> [Data records]:

----------------------------------------

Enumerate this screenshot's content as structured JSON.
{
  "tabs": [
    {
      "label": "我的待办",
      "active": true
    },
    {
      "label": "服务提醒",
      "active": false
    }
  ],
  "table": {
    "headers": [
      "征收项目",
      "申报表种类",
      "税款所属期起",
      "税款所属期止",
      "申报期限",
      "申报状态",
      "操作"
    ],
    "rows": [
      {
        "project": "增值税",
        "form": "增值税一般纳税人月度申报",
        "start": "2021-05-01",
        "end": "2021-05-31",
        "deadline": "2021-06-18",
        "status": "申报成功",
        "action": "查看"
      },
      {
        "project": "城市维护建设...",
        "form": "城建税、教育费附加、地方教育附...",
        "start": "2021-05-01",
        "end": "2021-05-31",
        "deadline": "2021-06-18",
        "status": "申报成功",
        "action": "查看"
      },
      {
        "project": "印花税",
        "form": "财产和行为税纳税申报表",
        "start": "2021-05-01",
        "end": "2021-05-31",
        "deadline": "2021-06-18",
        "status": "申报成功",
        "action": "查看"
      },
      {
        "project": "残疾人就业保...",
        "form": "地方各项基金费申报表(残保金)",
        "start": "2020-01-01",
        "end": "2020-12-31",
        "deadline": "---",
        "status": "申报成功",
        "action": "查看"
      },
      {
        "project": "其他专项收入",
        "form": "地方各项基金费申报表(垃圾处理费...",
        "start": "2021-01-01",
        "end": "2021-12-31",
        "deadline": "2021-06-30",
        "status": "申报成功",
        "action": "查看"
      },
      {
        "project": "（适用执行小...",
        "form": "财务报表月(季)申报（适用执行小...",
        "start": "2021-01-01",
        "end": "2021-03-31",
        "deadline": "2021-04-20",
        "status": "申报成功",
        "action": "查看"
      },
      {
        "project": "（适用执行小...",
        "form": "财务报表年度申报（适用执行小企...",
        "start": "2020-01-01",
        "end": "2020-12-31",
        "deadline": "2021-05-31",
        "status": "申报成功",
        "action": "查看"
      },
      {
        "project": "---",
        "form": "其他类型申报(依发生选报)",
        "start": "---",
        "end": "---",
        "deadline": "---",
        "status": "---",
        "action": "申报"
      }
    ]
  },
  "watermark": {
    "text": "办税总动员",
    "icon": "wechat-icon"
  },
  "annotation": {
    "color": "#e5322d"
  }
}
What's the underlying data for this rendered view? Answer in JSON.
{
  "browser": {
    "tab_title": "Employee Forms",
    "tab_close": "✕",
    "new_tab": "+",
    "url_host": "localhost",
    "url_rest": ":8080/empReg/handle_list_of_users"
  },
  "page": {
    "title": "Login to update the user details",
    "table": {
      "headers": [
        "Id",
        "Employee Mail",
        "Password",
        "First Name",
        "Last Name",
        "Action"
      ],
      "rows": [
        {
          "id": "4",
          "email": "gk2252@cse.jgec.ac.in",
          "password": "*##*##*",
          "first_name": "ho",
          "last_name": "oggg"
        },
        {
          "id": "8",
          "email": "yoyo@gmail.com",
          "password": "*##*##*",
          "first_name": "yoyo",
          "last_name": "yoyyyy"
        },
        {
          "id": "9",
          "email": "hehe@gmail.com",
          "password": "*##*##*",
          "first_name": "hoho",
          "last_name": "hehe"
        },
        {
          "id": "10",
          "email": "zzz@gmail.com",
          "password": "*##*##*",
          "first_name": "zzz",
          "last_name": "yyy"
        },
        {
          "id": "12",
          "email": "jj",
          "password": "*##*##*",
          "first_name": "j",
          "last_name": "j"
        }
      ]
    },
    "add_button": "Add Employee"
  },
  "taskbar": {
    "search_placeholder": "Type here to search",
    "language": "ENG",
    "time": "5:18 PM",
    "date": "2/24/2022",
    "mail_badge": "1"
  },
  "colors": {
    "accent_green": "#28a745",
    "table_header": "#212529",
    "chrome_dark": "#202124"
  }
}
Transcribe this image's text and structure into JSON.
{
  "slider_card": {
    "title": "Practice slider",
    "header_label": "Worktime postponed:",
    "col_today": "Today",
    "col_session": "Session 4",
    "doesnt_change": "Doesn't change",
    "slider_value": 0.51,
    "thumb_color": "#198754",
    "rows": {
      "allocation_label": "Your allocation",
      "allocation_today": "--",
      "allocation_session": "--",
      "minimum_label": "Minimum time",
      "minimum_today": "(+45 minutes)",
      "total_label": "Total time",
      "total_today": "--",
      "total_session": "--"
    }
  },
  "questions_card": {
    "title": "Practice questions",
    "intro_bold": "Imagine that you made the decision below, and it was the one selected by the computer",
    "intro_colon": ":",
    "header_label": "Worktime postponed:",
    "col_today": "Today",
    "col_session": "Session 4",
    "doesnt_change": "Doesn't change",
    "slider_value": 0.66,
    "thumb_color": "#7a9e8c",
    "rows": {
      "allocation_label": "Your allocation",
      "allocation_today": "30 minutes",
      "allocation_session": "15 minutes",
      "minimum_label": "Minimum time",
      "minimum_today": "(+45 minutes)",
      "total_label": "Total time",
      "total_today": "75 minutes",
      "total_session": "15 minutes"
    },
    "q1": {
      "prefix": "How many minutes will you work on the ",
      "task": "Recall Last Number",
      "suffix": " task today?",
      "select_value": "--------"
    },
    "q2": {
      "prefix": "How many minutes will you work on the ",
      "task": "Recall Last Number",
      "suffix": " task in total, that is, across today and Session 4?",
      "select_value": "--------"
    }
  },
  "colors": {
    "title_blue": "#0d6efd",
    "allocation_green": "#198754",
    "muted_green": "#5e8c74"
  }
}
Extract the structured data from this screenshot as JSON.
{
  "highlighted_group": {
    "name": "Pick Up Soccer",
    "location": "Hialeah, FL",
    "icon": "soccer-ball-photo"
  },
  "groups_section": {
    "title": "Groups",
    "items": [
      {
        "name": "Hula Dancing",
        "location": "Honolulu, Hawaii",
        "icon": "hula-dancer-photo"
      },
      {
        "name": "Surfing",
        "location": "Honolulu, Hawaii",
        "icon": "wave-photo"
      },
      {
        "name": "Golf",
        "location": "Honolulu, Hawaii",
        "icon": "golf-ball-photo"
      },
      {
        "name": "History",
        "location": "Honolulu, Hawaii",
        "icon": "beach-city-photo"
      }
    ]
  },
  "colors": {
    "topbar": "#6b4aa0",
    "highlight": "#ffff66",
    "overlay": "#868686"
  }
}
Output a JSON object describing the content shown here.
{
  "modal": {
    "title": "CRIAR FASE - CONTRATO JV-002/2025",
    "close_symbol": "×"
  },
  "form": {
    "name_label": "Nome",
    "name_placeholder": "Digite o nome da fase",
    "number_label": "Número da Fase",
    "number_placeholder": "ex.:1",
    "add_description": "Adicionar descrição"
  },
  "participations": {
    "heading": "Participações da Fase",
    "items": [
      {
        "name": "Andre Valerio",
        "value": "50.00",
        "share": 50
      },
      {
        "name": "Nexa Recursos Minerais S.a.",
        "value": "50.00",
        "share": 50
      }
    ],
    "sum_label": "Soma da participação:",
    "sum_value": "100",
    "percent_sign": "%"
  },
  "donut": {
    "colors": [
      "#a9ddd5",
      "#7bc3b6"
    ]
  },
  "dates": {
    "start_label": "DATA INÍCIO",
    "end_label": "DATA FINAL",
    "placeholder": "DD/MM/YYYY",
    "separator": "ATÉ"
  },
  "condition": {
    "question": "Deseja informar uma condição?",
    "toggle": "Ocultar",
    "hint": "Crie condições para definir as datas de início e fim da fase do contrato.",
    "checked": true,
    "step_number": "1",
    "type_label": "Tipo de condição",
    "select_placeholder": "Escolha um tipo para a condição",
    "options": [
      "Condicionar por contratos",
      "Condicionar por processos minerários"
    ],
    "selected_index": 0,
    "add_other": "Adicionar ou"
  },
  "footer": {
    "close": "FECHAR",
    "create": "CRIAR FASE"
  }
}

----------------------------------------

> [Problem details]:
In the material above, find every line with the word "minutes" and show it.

> [Written reply]:
      "minimum_today": "(+45 minutes)",
      "allocation_today": "30 minutes",
      "allocation_session": "15 minutes",
      "minimum_today": "(+45 minutes)",
      "total_today": "75 minutes",
      "total_session": "15 minutes"
      "prefix": "How many minutes will you work on the ",
      "prefix": "How many minutes will you work on the ",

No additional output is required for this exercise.